Despite many Australian women enjoying in the occasional glass of wine, fewer dabble in a career within the industry, and viticulturist Sarah Collingwood wants to change that.
Her parents have had a vineyard for the past 18 years, but she did not start working full-time in the wine industry until seven years ago.
“Now John [my husband] and I haven’t left, and we hope we’re doing this for the rest of our lives,” she said.
Ms Collingwood said women only made up roughly 10 per cent of viticulturists and wine makers in Australia.
In an attempt to improve those numbers and recognise women in the field, earlier this week the 37-year-old was among 16 women invited to pour wines they helped create at a local Canberra bar.
The gathering marked the 2016 Women in Wine Awards, and Ms Collingwood was nominated as a finalist in the owner and operator category.
Despite not placing, she was the first woman in the region nominated for the award.
“I guess generally [the industry] is a bit unrepresented by women,” she said.
“Hopefully these awards are a good way to show women there are a lot of different roles in the wine industry and it’s a great industry to be a part of.”
From grape to glass at a small winery
According to Ms Collingwood, the wineries surrounding Canberra are best known for their shiraz and riesling varieties.
“The climate is just perfect for those grapes,” she said.

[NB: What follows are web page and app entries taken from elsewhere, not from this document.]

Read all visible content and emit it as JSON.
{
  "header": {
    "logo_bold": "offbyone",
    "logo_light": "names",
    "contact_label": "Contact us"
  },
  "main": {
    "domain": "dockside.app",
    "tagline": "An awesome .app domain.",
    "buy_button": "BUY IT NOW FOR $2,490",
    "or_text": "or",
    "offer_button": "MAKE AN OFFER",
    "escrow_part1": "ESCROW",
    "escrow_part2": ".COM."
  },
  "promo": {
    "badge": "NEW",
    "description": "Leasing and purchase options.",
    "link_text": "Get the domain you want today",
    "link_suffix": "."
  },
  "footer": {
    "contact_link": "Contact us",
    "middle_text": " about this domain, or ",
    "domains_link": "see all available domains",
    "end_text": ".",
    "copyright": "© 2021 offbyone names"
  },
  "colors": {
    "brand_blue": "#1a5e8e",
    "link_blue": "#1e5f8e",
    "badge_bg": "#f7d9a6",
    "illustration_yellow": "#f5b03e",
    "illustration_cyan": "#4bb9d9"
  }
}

“The Canberra district is seen as a pretty small wine area, we’re not as big as the Barossa and Hunter and things, but we’re definitely up and coming.”
Ms Collingwood said she and her family shared a variety of jobs at their Four Winds Vineyard.
Her role consists of being a business manager and viticulturist, which involves studying grapes and deciding when to harvest.
Her sister and brother-in-law are the winemakers, while her husband manages the vineyard.
“It’s really labour intensive for us to get the grapes that we want at the end of the season,” she said.
“We probably pick 20 or 30 tonnes and we try and pick everything in one or two days so all the grapes start to ferment at the same time.
“The vines continue to grow until February or March with the riesling and then we handpick around then.”
The family all pitch in during the crushing and pressing process by stomping on the grapes, extracting the colour from the skins.
“We joke about the harvest weight loss program because everyone during harvest loses weight because it’s long hours and quite physical as well,” she laughed.
“It takes about six months for us to have a finished product with the whites and 12 months for the reds.”
Ms Collingwood said she would encourage more women to consider a career in the industry because it was such a supportive one.
“We often joke that if our tractor broke down there would be a line of tractors outside ready to help,” she said, smiling.
ABC RADIO Canberra – Sophie Kesteven